Keep in mind that most ADD meds are varying forms of methamphetamine... stimulants. So is caffeine, and caffeine is not harmful if the dosage is kept within proper guidelines. I've found that several cups of green tea and/or yerba maté, sipped slowly throughout the day works very well (without exceeding one's recommended daily intake of caffeine). You even get a nice dose of antioxidants with it :). If you're someone who does not like green tea much... mixing it with lemonade takes out the characteristic bitter edge and makes it taste quite good. :) Dark tea, caffeinated soda, or coffee would also work well if taken in small bits throughout the day, but they aren't as good for you.

Sorry for the long ramble, I just figured that this information could be of some use to you. :)

Ernesto Raul said...

I just stumbled unto your blog, and I like the way you write. I'm particularly intrigued as to how the situation is going with your wife. Keep blogging. Ernesto.

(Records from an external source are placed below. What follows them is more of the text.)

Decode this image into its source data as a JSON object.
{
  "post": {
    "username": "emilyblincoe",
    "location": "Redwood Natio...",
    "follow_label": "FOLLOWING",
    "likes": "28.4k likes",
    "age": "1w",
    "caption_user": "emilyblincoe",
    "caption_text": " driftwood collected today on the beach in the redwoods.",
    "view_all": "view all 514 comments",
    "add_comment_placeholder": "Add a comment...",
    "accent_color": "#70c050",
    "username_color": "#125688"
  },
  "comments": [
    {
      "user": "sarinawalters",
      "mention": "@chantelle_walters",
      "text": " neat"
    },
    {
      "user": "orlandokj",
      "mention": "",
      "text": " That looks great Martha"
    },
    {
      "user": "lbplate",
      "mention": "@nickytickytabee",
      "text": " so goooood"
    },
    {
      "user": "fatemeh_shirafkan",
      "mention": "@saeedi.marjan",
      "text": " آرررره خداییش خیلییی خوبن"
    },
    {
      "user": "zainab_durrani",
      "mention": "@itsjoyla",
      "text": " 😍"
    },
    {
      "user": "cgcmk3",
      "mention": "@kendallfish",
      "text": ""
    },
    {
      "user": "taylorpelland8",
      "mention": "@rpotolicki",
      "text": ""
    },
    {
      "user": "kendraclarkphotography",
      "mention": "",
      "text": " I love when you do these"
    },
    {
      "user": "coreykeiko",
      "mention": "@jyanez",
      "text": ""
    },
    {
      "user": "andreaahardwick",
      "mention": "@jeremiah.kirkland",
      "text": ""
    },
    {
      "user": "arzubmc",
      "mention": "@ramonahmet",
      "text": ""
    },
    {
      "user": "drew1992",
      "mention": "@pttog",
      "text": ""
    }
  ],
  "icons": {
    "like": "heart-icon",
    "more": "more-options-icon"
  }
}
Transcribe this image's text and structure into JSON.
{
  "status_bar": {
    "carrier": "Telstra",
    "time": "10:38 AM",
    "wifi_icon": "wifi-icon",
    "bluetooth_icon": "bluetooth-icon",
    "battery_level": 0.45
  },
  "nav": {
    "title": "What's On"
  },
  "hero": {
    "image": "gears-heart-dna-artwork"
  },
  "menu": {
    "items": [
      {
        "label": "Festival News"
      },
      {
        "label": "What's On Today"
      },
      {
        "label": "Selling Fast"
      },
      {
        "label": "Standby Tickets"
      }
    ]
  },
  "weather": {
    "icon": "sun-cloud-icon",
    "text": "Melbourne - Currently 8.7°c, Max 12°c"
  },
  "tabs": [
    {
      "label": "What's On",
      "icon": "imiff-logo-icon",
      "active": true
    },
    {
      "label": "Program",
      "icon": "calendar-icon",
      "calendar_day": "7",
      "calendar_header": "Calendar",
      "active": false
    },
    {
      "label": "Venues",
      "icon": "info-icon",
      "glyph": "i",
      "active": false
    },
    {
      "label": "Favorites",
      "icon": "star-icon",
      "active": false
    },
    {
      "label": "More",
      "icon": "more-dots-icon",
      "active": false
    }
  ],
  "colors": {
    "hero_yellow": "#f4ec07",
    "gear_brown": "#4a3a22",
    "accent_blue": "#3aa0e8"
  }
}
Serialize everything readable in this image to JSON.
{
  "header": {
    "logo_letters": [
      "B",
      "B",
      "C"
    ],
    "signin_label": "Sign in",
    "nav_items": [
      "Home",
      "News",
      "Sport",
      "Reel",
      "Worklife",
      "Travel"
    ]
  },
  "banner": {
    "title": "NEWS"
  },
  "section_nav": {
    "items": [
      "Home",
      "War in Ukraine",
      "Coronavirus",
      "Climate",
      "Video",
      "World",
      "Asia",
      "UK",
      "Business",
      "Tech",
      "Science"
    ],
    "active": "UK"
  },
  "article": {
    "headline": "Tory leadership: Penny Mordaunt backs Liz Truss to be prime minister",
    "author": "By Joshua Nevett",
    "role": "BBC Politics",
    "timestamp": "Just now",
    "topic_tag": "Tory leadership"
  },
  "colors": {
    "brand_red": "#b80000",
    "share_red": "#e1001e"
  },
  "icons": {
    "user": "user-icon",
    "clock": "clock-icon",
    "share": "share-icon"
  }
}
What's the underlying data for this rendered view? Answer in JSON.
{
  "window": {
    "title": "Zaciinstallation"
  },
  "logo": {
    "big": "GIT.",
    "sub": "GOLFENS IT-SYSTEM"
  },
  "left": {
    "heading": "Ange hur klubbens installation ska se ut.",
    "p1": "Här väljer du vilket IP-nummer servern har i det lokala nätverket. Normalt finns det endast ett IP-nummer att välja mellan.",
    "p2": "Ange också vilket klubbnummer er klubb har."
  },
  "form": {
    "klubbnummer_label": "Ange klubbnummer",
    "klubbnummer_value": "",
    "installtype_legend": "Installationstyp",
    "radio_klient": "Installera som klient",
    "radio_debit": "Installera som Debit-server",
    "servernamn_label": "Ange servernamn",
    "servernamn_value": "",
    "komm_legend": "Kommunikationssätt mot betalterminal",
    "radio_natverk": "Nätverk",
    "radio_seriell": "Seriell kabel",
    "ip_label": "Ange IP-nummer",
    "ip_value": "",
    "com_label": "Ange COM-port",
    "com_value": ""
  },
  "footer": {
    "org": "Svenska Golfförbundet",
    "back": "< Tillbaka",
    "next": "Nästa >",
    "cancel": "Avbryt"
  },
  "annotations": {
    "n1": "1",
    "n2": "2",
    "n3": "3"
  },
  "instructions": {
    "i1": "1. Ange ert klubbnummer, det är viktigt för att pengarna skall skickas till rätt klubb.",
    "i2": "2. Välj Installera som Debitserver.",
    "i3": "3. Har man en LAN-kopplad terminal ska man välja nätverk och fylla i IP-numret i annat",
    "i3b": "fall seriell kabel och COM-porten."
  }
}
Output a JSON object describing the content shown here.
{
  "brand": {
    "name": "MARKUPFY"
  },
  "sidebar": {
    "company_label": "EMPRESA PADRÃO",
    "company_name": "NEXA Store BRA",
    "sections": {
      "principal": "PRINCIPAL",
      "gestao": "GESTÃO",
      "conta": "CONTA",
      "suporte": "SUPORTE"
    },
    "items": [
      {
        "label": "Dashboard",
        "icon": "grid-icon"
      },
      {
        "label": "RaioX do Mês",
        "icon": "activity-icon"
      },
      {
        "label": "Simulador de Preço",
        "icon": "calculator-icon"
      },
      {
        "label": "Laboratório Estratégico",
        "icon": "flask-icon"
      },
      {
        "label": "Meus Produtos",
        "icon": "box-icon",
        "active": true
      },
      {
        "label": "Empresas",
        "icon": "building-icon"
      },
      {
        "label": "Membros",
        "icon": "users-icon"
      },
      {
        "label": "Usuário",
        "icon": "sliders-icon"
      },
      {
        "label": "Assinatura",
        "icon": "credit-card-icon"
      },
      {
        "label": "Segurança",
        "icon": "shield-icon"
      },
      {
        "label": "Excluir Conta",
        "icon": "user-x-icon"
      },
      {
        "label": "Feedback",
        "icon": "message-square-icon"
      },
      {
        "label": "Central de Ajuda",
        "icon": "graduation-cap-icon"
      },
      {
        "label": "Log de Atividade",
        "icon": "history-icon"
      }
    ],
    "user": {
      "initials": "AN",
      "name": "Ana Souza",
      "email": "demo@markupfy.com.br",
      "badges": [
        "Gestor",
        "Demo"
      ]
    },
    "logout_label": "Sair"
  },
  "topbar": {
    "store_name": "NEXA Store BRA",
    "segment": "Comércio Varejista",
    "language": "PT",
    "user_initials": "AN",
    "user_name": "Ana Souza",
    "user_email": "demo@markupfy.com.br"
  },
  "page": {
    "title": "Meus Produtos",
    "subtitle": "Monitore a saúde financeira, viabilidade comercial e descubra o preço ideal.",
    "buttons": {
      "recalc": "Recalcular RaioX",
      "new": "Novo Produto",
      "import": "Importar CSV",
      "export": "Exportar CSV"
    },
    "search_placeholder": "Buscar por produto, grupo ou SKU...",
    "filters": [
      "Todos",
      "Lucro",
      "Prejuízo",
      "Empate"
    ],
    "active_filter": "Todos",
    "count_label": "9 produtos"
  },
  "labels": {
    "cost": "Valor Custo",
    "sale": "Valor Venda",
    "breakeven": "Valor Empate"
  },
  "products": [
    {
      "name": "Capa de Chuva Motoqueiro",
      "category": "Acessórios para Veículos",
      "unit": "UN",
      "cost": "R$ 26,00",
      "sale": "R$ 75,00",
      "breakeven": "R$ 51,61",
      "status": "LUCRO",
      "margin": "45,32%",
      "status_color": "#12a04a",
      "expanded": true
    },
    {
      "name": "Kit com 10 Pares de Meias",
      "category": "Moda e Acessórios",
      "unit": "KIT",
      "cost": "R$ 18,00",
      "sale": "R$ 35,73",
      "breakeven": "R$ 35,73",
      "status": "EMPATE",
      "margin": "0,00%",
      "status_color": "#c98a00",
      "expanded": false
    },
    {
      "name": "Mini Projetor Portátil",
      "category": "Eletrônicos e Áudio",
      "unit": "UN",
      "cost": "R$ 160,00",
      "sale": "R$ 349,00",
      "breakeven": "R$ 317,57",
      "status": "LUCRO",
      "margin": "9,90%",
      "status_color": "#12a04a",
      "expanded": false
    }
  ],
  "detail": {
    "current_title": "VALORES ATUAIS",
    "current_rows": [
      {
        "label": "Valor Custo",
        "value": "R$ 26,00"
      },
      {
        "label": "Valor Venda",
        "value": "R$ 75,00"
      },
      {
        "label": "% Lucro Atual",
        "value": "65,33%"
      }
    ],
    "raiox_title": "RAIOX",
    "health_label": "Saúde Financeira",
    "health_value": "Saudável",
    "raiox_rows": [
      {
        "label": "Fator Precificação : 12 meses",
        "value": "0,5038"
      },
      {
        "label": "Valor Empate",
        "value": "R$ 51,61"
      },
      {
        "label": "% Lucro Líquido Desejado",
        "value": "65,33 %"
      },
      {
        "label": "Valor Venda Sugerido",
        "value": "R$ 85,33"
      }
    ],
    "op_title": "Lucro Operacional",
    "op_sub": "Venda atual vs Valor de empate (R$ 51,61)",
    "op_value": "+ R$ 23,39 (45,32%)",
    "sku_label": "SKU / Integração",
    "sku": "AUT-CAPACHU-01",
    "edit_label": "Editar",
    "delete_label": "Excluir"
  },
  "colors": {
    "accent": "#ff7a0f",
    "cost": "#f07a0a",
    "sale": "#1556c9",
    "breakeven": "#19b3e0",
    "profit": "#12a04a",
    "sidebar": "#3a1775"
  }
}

Joel said...

Hi!

From your post, Not like you. Not like me. And that's OK

I found your blog from ur-spo.

I agree with you.
My 2 LTRs were different then me. Even what I figured to be my type.

I like a guy who's himself. We teach and learn so much from each other.

And the physical, if I like a guy, I'll take what he is. warts and all.

Really like your blog.
Like Ernesto.
How is this going with the family?

Remember to have fun!?

J

Lemuel said...

I found your blog through a posting of a blog that I found...etc. Does not matter, I am glad that I found it! :)

I share many of your interests. Among them, I am an older (read: geezer) guy who is not out and who would call himself Christian, but would not align himself with the current so-called folks who are in the news. I am a member of a "main stream" Protestant denomination, but actually attend worship at a church of another main stream body. Both might be seen as more liberal than others, although my parents were very conservative and pietistic.

Sadly, the church of my membership, while priding itself on pluralism and diversity, demands the kind of uniformity that you describe here.

And I struggled for years with wanting to be like everyone else and with the question why I was not. I think it was when I finally understood Grace that I freely accepted myself as I am and accept others for what they are.

Thank you for this beautiful post (and for the others as well).